_What needs to be done_.
Each line of the entries that mentions the string "time" needs to be reported.

_Material for this exercise_.
◇ ◇ ◇ ◇ ◇ ◇ ◇
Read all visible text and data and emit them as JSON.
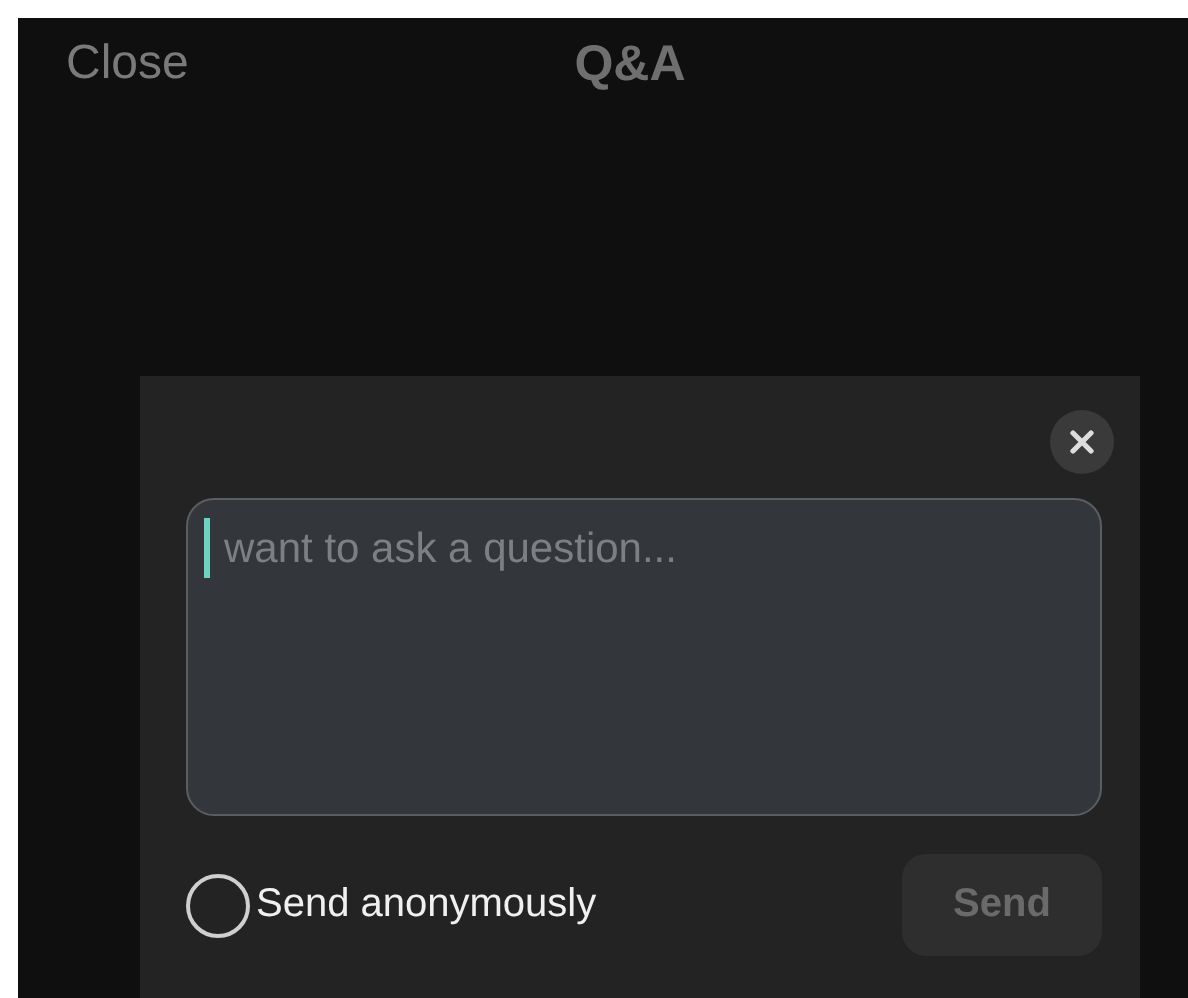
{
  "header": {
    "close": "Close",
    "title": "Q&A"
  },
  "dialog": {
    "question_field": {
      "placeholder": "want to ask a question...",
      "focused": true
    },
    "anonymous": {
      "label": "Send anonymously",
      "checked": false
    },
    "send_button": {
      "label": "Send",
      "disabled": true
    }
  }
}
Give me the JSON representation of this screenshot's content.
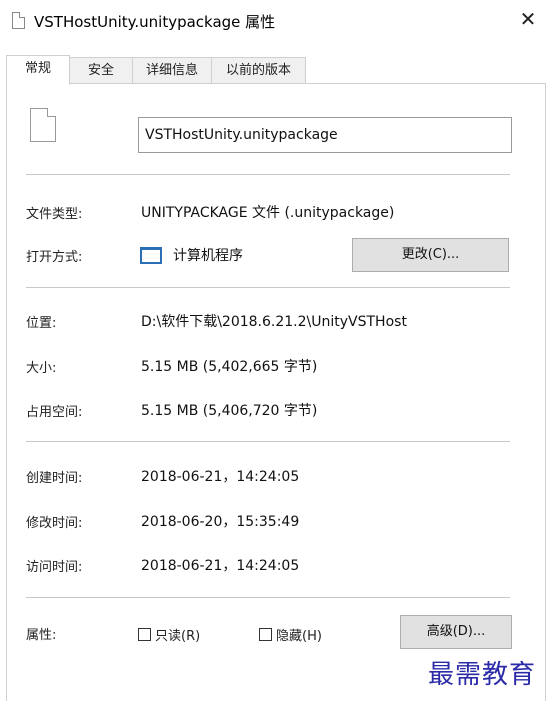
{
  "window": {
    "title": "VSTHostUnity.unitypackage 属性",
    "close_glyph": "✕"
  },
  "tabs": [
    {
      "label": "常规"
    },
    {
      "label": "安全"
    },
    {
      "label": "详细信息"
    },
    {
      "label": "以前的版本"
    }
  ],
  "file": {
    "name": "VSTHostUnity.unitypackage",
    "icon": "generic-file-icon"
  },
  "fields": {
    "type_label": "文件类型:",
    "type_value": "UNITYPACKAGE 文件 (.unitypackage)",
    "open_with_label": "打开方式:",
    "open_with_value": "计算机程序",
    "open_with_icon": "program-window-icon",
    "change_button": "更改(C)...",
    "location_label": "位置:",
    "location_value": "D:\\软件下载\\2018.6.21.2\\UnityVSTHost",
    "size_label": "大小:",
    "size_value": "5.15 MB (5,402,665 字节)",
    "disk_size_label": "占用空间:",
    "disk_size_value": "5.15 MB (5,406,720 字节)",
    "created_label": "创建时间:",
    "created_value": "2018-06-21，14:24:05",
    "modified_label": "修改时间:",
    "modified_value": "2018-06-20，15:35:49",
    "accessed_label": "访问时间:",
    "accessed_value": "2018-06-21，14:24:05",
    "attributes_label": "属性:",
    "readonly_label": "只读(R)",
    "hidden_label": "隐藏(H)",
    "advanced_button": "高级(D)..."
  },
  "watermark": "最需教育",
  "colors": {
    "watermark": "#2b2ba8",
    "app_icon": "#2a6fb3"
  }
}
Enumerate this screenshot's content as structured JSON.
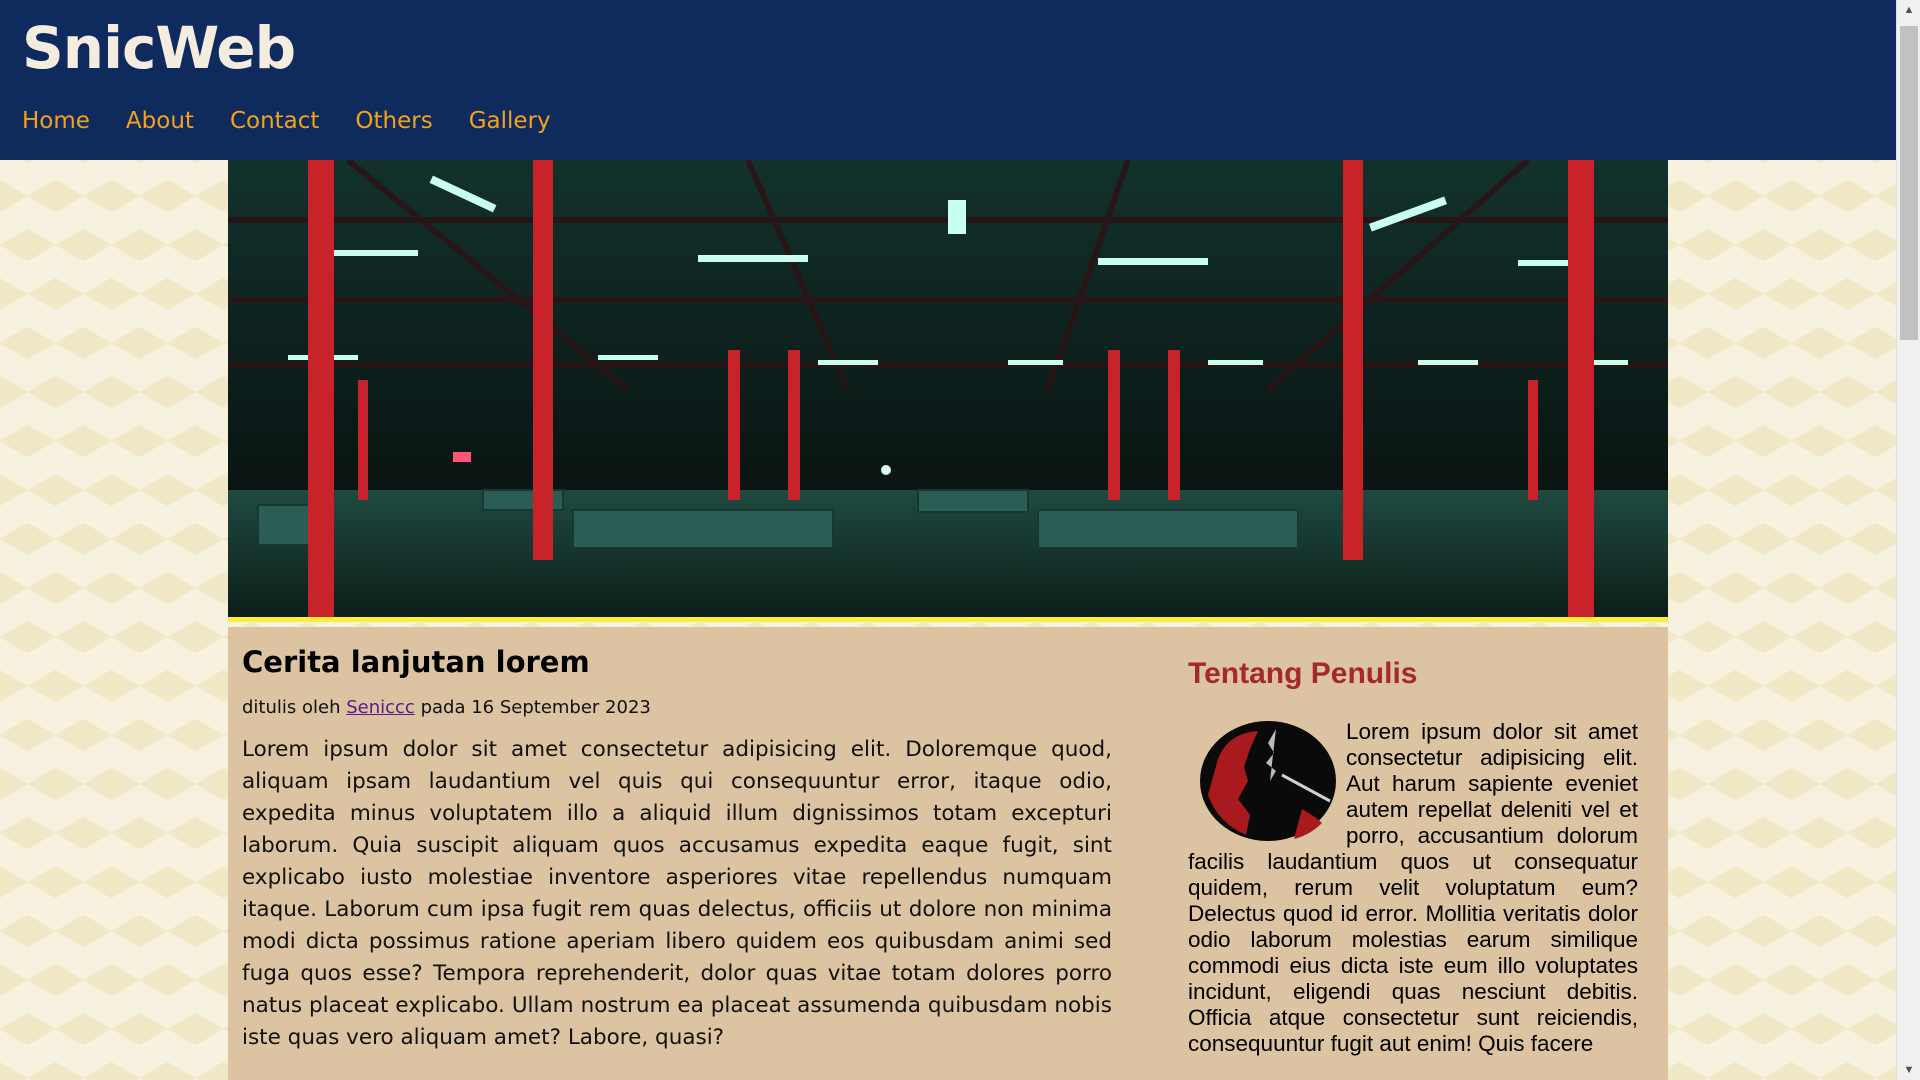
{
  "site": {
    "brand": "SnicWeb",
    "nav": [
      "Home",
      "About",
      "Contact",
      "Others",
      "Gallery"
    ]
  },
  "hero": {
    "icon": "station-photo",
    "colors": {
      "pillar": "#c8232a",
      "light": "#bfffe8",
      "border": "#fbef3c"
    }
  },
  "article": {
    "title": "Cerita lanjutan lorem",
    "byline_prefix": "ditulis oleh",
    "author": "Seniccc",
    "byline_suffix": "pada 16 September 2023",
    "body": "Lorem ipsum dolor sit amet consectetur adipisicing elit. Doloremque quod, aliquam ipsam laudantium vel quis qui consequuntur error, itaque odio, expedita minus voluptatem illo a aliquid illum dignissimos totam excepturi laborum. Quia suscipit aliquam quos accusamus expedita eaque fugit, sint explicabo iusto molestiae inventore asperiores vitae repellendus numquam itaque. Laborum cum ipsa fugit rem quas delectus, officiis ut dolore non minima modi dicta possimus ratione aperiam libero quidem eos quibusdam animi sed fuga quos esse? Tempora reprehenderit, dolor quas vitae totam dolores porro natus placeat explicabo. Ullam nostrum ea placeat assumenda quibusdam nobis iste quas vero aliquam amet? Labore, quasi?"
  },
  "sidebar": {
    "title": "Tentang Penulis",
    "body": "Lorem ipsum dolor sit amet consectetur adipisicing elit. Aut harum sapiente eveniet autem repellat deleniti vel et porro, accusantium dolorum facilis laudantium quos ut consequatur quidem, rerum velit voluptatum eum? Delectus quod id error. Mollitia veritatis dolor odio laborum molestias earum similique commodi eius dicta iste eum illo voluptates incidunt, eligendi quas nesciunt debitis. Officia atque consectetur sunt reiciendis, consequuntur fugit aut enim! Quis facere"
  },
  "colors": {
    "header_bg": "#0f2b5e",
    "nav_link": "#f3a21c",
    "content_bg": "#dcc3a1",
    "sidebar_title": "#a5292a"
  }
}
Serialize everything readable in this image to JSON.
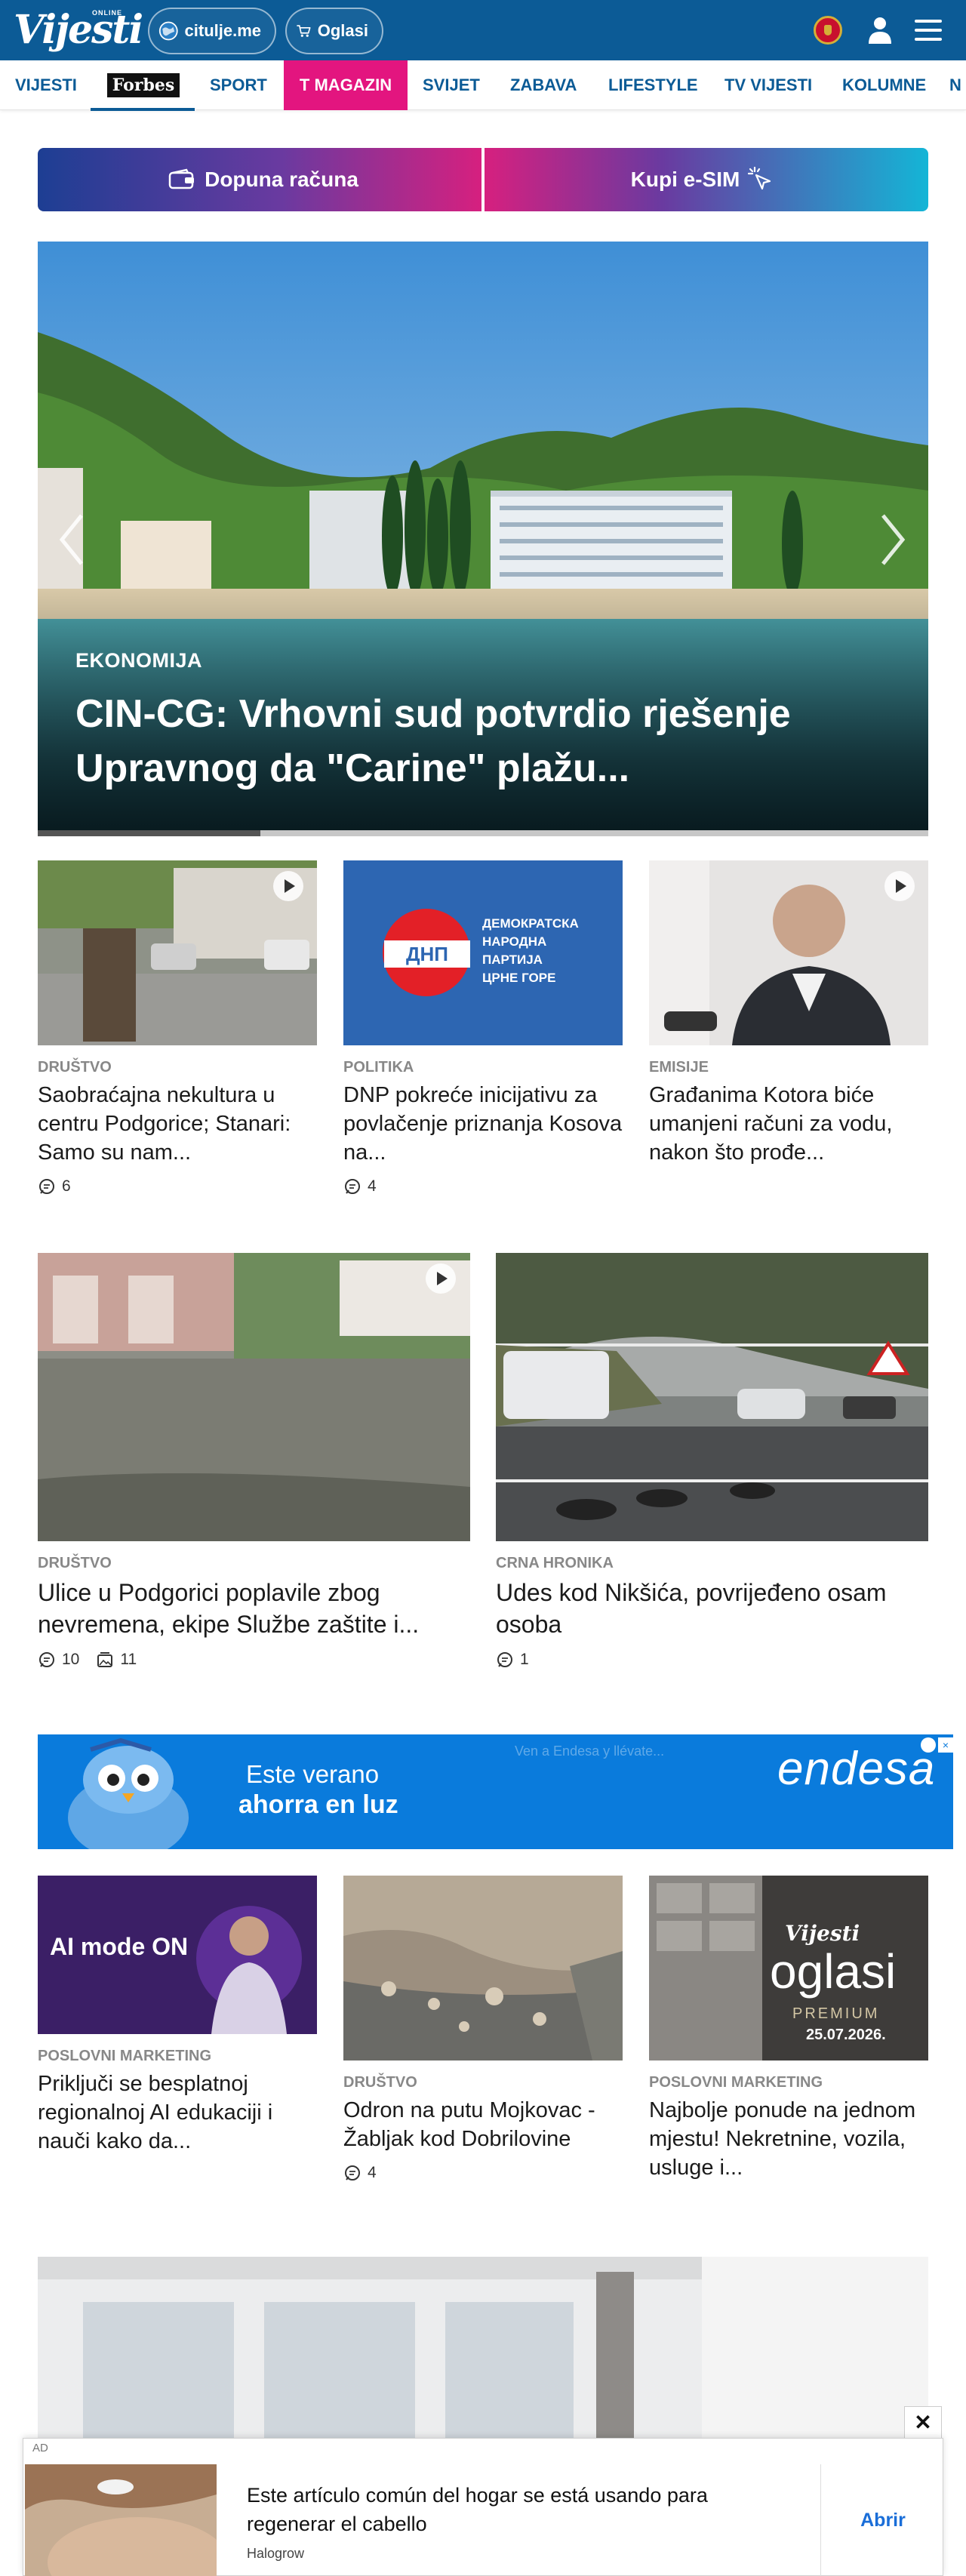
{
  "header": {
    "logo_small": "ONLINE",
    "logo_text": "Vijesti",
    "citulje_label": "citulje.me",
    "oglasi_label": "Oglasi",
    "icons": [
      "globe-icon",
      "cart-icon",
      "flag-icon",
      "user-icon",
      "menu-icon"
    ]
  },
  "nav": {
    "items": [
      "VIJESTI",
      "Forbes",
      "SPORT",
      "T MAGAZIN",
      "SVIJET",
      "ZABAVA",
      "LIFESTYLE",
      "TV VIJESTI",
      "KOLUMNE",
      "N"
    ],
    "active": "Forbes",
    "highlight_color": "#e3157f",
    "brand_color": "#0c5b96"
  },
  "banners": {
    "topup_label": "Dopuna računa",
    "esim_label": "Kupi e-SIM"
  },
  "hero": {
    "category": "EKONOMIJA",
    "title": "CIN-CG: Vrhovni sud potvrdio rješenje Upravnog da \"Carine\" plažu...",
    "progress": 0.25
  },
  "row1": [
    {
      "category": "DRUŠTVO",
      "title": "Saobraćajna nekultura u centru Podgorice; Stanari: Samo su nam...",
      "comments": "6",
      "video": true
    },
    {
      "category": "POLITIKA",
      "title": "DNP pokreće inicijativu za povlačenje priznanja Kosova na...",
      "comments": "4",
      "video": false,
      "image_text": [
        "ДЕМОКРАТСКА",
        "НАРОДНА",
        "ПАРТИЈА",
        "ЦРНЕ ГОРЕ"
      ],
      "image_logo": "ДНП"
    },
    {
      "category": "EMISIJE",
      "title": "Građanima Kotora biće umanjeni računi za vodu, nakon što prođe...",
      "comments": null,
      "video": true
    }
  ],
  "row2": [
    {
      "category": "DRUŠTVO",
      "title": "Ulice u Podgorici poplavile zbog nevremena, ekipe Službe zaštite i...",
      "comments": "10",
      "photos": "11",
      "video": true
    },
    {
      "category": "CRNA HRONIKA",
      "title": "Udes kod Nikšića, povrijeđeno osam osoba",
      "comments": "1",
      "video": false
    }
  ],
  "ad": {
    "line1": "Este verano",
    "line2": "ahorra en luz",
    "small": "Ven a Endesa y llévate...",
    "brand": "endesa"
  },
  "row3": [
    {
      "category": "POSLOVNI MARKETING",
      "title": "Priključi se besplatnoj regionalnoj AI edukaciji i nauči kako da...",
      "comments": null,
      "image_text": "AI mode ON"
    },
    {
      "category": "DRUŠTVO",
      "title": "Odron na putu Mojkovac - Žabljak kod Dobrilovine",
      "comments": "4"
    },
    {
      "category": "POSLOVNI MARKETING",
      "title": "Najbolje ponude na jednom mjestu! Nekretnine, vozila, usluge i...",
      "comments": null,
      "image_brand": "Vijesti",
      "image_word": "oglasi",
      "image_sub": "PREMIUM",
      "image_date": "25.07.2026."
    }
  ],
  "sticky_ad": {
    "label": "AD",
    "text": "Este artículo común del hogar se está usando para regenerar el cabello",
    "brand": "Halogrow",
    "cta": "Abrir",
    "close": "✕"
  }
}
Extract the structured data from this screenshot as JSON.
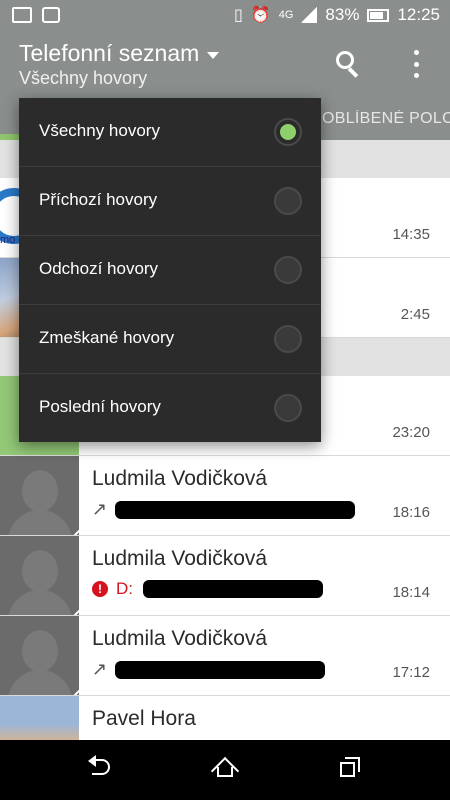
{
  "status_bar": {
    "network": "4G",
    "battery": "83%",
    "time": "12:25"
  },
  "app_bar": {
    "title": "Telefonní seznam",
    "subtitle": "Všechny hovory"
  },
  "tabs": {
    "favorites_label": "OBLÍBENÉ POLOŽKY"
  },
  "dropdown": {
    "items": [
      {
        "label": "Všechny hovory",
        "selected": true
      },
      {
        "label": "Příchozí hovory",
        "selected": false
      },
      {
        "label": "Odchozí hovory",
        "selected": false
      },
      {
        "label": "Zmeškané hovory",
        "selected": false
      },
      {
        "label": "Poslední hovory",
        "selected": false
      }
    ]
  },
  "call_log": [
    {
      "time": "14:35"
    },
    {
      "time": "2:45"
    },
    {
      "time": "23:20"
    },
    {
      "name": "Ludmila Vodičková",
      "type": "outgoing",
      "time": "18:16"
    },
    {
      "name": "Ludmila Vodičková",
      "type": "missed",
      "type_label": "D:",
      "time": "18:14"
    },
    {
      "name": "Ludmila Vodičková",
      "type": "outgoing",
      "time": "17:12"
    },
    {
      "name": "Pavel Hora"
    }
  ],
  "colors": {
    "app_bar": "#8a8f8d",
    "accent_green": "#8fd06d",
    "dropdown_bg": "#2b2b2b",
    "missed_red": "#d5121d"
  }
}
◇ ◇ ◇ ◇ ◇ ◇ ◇
_Written solution_.
    "time": "12:25"
      "time": "14:35"
      "time": "2:45"
      "time": "23:20"
      "time": "18:16"
      "time": "18:14"
      "time": "17:12"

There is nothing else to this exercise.